What is a Mini-Cooper? It is an effort at building a starter BMW, and, indeed, the Mini’s are sold at BMW dealerships, everywhere. This car would be cool, but it has a damaged reputation. Once upon a time, Mini-Coopers were cool rally and race cars. They were formidable little buggers, and the drivers were no-nonsense suicide jockeys, afraid of nothing. Hence, the tough reputation. The present day Mini is now known as a “chick car”. Yup! No red-blooded American male would be caught in one of those egg-shells on wheels.
As I pulled up behind the Mini convertible, three bumper stickers shouted their messages loud and clear. Let’s see if you can break the code on the basic identity of the driver.
The stickers were, from left to right:
1. An Apple logo.
2. An NPR (National Public Radio) sticker.
3. An Obama/Biden sticker (new)
Consider the Apple sticker. Apple is on of the largest computer companies in the world. They didn’t get that way with their computers, it was the iPods and iPads that made them big. Apple is a marketing company, not a technology company. People who use Apple computers can be teachers, technology challenged individuals, rich kids, old-people, or people who move their lips when they read. Apple products are supposed to be cool, and easy to use.
NPR listeners tend to be richer, older, and more educated than the population at large. However, this does not make them smarter. It makes them liberal. Most listeners are male, and part of the baby-boomer generation. The second largest group of listeners are in the 18 to 24 year-old category. NPR is considered to be government news for the socialist.
Obama election stickers get stuck on the back of the cars of people who want to send a message. Many Obama voters are young, many are black, and all respond to feelings rather than logic. Obama voters think they are cool. Time Magazine says that Barack Obama is our first gay president.
No black person would be caught dead in a beige Mini-Cooper convertible. Since I sold cars for a while, I can tell you that black females are all about appearances and value. The Cooper is not much value of a car. Black females would rather have a used Lexus than a new Mini-Cooper. Forget the idea of a black male driving a Mini. No heterosexual black or white male would even look at a Mini.
The Mini costs in the neighborhood of $25,000. It was probably all the driver could afford. The car is cute, stylish, moderately popular, and was probably leased.
Finally, I have to question the intelligence of anybody who puts bumper stickers on their cars, no matter what year and model. You see this, occasionally, as you drive around town. When someone pastes bumper stickers on their car advertising how they will vote, what they listen to, and that their personal computer is the technological equivalent of a Fisher – Price toy, that’s stupid, and not cool.

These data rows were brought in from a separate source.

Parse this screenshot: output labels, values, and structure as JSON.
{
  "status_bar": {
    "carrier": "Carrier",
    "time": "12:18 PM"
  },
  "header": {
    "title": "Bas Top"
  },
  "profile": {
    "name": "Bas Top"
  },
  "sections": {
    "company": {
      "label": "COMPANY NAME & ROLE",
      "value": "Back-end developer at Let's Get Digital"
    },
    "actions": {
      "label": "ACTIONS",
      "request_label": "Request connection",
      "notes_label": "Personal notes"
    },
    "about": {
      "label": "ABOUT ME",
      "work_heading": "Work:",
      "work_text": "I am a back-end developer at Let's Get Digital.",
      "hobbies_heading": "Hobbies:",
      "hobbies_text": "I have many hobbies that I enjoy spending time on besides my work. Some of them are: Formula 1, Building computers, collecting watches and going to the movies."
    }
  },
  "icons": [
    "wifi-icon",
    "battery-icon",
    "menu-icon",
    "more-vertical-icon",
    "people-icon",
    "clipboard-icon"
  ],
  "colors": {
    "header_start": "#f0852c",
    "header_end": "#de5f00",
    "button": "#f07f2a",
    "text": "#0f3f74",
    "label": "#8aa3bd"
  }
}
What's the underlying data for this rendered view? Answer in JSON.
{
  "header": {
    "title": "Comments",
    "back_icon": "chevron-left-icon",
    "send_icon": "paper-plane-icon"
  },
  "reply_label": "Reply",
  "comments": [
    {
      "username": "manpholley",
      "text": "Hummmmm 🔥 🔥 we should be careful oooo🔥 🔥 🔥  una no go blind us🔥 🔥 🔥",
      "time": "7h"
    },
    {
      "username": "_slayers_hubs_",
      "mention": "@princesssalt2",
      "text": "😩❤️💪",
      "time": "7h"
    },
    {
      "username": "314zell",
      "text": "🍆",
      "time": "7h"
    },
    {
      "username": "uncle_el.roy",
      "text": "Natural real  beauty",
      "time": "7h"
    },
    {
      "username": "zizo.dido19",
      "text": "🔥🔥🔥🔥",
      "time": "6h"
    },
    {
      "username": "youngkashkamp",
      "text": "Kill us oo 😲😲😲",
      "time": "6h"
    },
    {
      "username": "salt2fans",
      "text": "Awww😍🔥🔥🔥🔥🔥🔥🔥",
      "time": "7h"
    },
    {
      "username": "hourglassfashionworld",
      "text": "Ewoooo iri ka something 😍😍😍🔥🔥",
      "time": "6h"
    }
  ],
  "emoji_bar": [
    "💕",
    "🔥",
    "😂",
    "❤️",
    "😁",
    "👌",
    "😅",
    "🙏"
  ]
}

Putting together all the clues, I can make a fairly certain statement that the driver of the car was female, white, about thirty years old, financially insecure, and technology challenged. The driver is not very intelligent, in spite of an assumed college degree.